Kenneth Chambers, 86

Kenneth Dean Chambers departed this life on Friday, Jan. 14, 2022 at Fort Sanders Regional Medical Center in Knoxville, Tenn. He was 86. Life: Born...

Opal Lowe, 85

Opal M. Lowe, of Straight Fork, departed this life on Friday, Jan. 14, 2022 at Methodist Medical Center in oak Ridge, Tenn. She was...

Ronnie Roberts, 80

Ronald “Ronnie” Dean Roberts peacefully went home to be with the Lord on Thursday, Jan. 13, 2022, surrounded by his loving family after a...

Barbara McCarroll, 83

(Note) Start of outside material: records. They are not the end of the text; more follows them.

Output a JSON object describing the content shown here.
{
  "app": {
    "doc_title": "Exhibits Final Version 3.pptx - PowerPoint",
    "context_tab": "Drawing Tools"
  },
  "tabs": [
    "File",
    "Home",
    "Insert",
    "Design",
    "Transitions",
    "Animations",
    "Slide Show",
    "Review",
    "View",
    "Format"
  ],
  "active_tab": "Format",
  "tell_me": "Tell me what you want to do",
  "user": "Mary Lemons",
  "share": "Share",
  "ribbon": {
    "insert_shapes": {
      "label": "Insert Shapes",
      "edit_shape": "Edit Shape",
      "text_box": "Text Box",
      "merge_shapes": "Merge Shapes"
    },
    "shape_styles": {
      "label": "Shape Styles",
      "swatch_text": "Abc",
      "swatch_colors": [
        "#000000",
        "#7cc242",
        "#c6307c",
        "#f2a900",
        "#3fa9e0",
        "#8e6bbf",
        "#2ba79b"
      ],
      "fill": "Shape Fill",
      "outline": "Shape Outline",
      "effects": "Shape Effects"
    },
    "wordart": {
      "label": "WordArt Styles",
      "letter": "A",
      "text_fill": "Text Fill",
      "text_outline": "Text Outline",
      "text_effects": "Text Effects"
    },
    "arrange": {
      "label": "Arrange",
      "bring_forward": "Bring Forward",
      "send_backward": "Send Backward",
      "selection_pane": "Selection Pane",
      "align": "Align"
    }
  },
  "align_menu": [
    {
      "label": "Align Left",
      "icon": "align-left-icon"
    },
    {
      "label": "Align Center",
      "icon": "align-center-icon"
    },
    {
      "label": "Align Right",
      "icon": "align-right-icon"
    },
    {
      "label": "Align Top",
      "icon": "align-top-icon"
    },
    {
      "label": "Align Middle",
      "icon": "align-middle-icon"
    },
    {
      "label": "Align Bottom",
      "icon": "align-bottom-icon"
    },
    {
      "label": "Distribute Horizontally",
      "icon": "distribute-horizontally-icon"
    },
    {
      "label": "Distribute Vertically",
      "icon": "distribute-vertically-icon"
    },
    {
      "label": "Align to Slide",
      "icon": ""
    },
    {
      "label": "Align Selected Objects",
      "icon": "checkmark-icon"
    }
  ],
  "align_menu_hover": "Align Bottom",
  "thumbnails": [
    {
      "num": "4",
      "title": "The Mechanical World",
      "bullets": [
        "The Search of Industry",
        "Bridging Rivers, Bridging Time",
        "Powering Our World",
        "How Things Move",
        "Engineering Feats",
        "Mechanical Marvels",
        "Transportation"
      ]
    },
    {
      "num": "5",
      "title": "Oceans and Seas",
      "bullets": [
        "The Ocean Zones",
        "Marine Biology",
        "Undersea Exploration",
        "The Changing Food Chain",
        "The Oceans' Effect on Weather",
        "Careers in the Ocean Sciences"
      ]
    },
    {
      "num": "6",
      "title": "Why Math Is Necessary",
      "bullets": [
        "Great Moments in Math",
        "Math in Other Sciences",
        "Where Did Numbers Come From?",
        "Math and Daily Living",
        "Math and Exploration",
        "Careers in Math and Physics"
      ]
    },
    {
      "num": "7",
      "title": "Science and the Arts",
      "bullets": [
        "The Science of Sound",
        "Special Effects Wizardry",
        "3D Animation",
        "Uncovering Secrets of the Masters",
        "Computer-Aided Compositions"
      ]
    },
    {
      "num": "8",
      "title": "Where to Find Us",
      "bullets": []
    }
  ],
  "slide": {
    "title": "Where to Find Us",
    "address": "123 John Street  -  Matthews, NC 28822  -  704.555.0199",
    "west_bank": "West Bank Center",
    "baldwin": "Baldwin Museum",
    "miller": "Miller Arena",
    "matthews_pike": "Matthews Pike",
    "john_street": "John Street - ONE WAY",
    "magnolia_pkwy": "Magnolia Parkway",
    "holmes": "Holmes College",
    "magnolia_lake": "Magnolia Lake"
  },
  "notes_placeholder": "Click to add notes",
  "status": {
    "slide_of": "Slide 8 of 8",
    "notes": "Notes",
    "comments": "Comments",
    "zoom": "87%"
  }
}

Barbara Faye McCarroll passed away on Friday, Jan. 14, 2022 at her home in Oneida. She was 83. Life: Born in the Straight Fork community...